Chromium, Nickel and Welding
Evaluates the carcinogenic risk to humans posed by industrial exposure to chromium and its compounds; nickel and its compounds; and welding fumes and gases. Occupational exposures, principally by inhalation, are noted to affect about three million workers worldwide. The first and most extensive monograph evaluates the carcinogenicity of chromium and its compounds. The monograph is divided into subsections based on the oxidation state and solubility of the compounds, with separate evaluations made for metallic chromium, chromium [III] compounds, chromium [VI] compounds, and for a fourth group of tested agents that were of mixed or unknown oxidation states. The most extensive sections evaluate the design and findings of over 500 investigations of carcinogenicity in animals and experimental systems, studies of metabolic fate in animals and humans, and case reports and epidemiological studies in human populations. On the basis of this evaluation, the monograph concludes that chromium [VI] is carcinogenic to humans.
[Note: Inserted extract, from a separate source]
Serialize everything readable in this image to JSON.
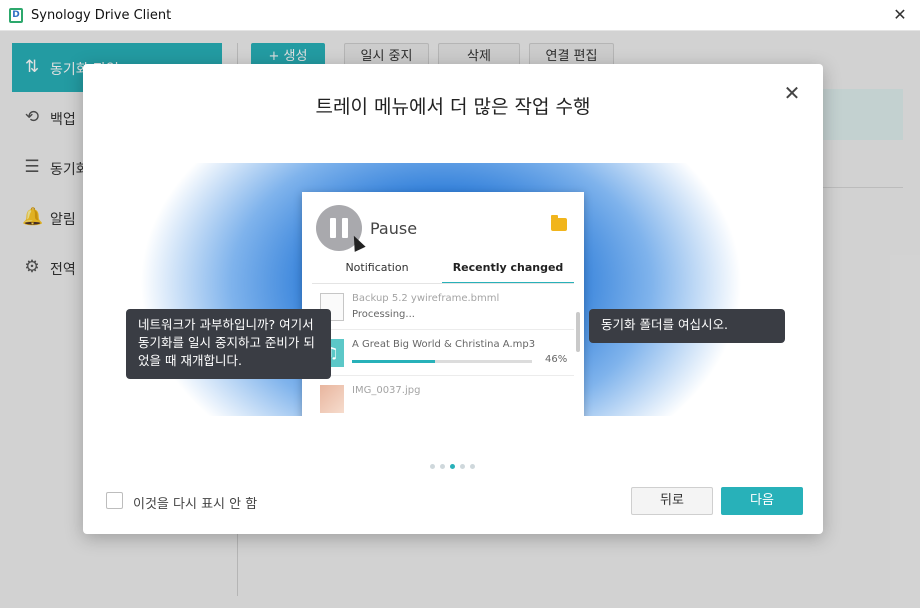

The carcinogenicity of chromium [III] and of metallic chromium could not be determined on the basis of available evidence.
The second monograph presents similar information for metallic nickel and nickel alloys, nickel oxides, and hydroxides, nickel sulfides, nickel salts, and other nickel compounds. Nickel carbonyl is identified as the most acutely toxic nickel compound, causing severe damage to the respiratory system in experimental animals and in humans. The evaluation concludes that nickel compounds are carcinogenic to humans and that metallic nickel is possibly carcinogenic to humans.
The final monograph evaluates the carcinogenic risk posed by exposure to welding gases and fumes. On the basis of evidence from human and animal studies, welding fumes are classified as possibly carcinogenic to humans.